The key lies in preventing incidents of abuse before they need to be “handled.” That’s where the WKI ® “Plan to Protect™” comes in. Its policies have become the recognized standard for abuse prevention and detection. Individuals and organizations not yet taking advantage of the assistance available to protect kids, can access the “Plan to Protect™” at

*The Rockland County News, New York, Sept. 14, 2013 article by Gary Stern and Mareesa Nicosia

©Diane Roblin-Lee, Sept. 15, 2013

Monday, September 2, 2013


It’s not fun standing before a group of strangers telling about how I lived with a child molester for 38 years, knowing absolutely nothing about his dark thoughts, re-entrance into pornography or secret life of victimizing two young girls. Every time I speak, I have to unscrew the jar that holds memories that shattered my family. They come tumbling out and I have to grab them and force them to stand, exposed, before the crowd in all their shame. I point to them and say, “Look at what happened to my family – don’t let it happen to yours.” And then I tell them what I have learned about how to keep kids safe.

As I stand alone behind the podium, my words reach out to each unknown person and I wonder what parts of their hearts I am touching. Are they victims, hiding the secrets of their past in the shadows of their minds? Are they moms, wondering if the nice men who have been so helpful with their kids, are actually grooming them for perverse plans? Are they wives, wondering about the dynamics of their families?

Finally, my talk is over and I invite anyone who has questions or would like to talk, to come and speak with me. Many of the stories I hear have never before broken the silence of their secrecy.
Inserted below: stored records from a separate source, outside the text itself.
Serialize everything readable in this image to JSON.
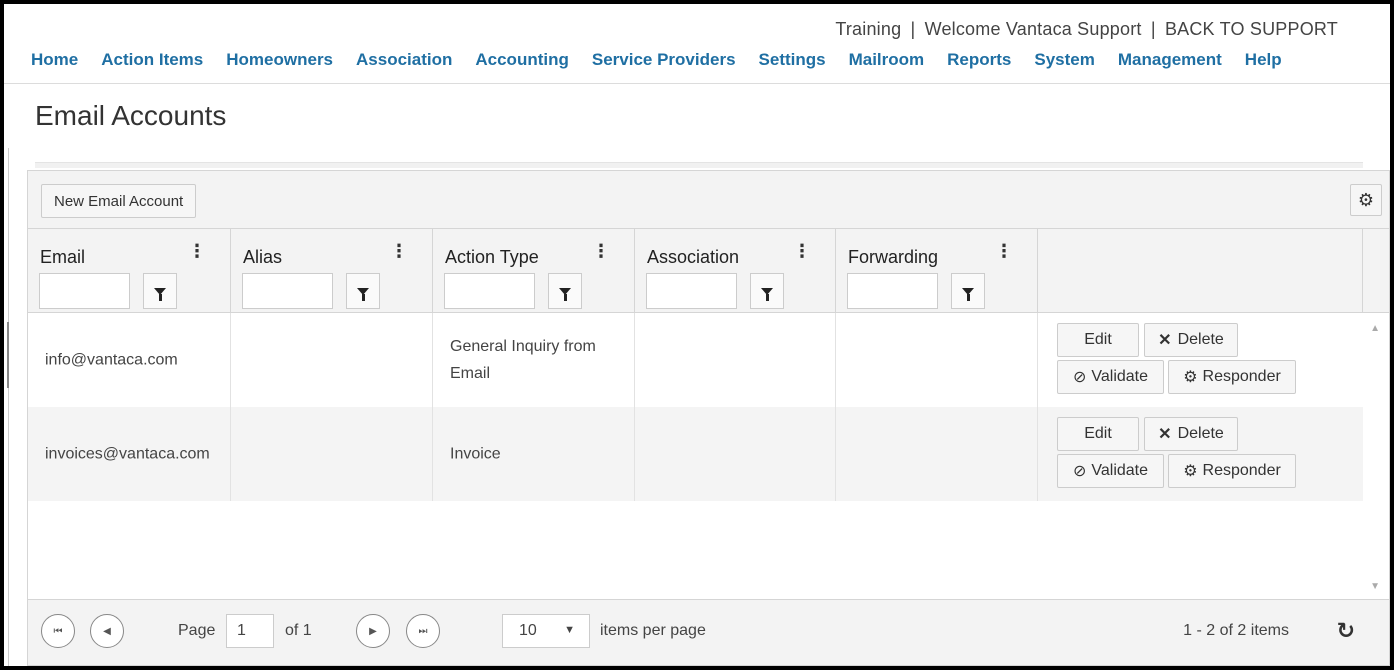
{
  "header": {
    "environment": "Training",
    "welcome": "Welcome Vantaca Support",
    "back_link": "BACK TO SUPPORT",
    "separator": "|"
  },
  "nav": [
    "Home",
    "Action Items",
    "Homeowners",
    "Association",
    "Accounting",
    "Service Providers",
    "Settings",
    "Mailroom",
    "Reports",
    "System",
    "Management",
    "Help"
  ],
  "page": {
    "title": "Email Accounts"
  },
  "toolbar": {
    "new_button": "New Email Account",
    "settings_icon": "gear-icon"
  },
  "columns": [
    {
      "label": "Email",
      "filter_value": ""
    },
    {
      "label": "Alias",
      "filter_value": ""
    },
    {
      "label": "Action Type",
      "filter_value": ""
    },
    {
      "label": "Association",
      "filter_value": ""
    },
    {
      "label": "Forwarding",
      "filter_value": ""
    }
  ],
  "rows": [
    {
      "email": "info@vantaca.com",
      "alias": "",
      "action_type": "General Inquiry from Email",
      "association": "",
      "forwarding": ""
    },
    {
      "email": "invoices@vantaca.com",
      "alias": "",
      "action_type": "Invoice",
      "association": "",
      "forwarding": ""
    }
  ],
  "row_actions": {
    "edit": "Edit",
    "delete": "Delete",
    "validate": "Validate",
    "responder": "Responder"
  },
  "pager": {
    "page_label": "Page",
    "page": "1",
    "of_label": "of 1",
    "page_size": "10",
    "items_per_page": "items per page",
    "summary": "1 - 2 of 2 items"
  }
}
Emboldened by what they have just heard, people stammer out situation after situation of brutality, betrayal, confusion, perversity and pain –  things they have kept secret all their lives.

It can be an excruciating process for victims to find their voices and gather the boldness to reveal what happened to them in their past, but when it comes, the liberation of being validated by people who believe them is boundless – and the possibility of preventing their perpetrators from harming others is heightened.
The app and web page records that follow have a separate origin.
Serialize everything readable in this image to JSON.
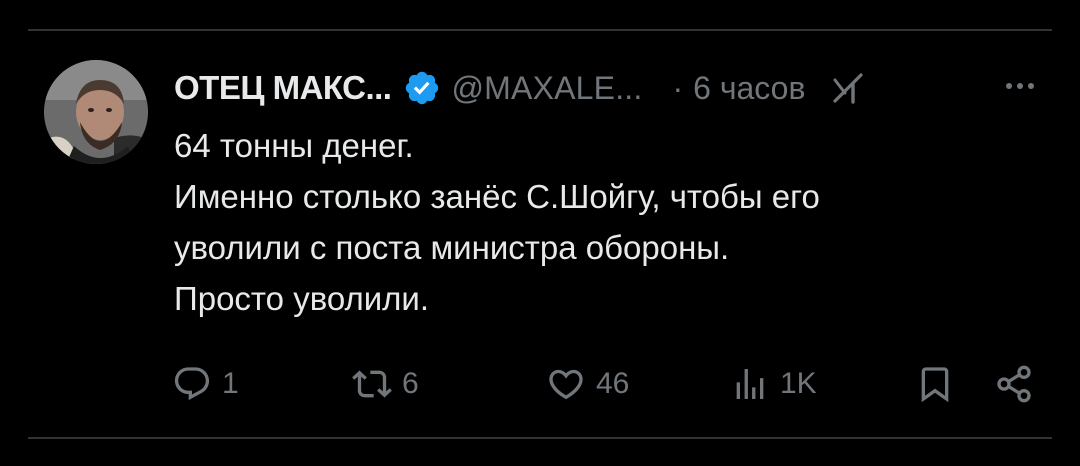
{
  "author": {
    "display_name": "ОТЕЦ МАКС...",
    "handle": "@MAXALE...",
    "separator": "·",
    "time": "6 часов",
    "verified": true,
    "verified_color": "#1d9bf0"
  },
  "tweet": {
    "lines": [
      "64 тонны денег.",
      "Именно столько занёс С.Шойгу, чтобы его",
      "уволили с поста министра обороны.",
      "Просто уволили."
    ]
  },
  "actions": {
    "replies": "1",
    "retweets": "6",
    "likes": "46",
    "views": "1K"
  },
  "icons": {
    "verified": "verified-badge-icon",
    "grok": "grok-icon",
    "more": "more-options-icon",
    "reply": "reply-icon",
    "retweet": "retweet-icon",
    "like": "heart-icon",
    "views": "views-chart-icon",
    "bookmark": "bookmark-icon",
    "share": "share-icon"
  },
  "colors": {
    "background": "#000000",
    "text": "#e7e9ea",
    "muted": "#71767b",
    "divider": "#2f3336"
  }
}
Through bringing light into dark memories and exposing what predators have done for centuries, the way society views child sex abuse is changing. The shame is shifting from the victims to the place it belongs - to the predators. It’s a huge relief to many victims to shed the burden of secret shame they may have carried for years and to know they’re not alone. Gradually, the fear of being judged negatively is slipping away in the realization that it’s okay to talk about the things that have haunted them.

This month, a litany of new charges, for alleged offences between 1965 and 1984, were laid against Gordon Stuckless, dubbed the “Monster of Maple Leaf Gardens.” While some may wonder why it has taken the alleged victims so long to come forward, it is no mystery to Theo Fleury, who was molested by former junior hockey coach, Graham James. It took 27 years for Theo to finally talk about it. His teammate, Sheldon Kennedy, went public about his abuse under Graham James 15 years earlier. Together, they encourage others to come forward as they did and feel the empowerment they have found.

But it’s not just about a swell of victims finding their voices; it’s about making those voices resonate throughout society and the legal system to send a message to predators that they can no longer count on silence and shame to hide them, and that we need to find ways to protect kids. Child sexual abuse has become epidemic.

The WKI® “Plan to Protect™” needs to be established and implemented in every organization where children are involved  – schools, churches, clubs, sports facilities, child care centers, etc. As the protocols become familiar to volunteers and workers who use them in their interactions with children, they will become acknowledged, expected protocols in society in general, giving a greater measure of safety to our little ones.

Candid revelations of offences, an atmosphere of safety in revealing secrets, having the sound policies of “Plan to Protect™” in place and giving predators an expectation of severe punishment are all critical factors in turning the tide on child sexual abuse.

It’s a lot of work, but we can do it – together.

© Diane Roblin-Lee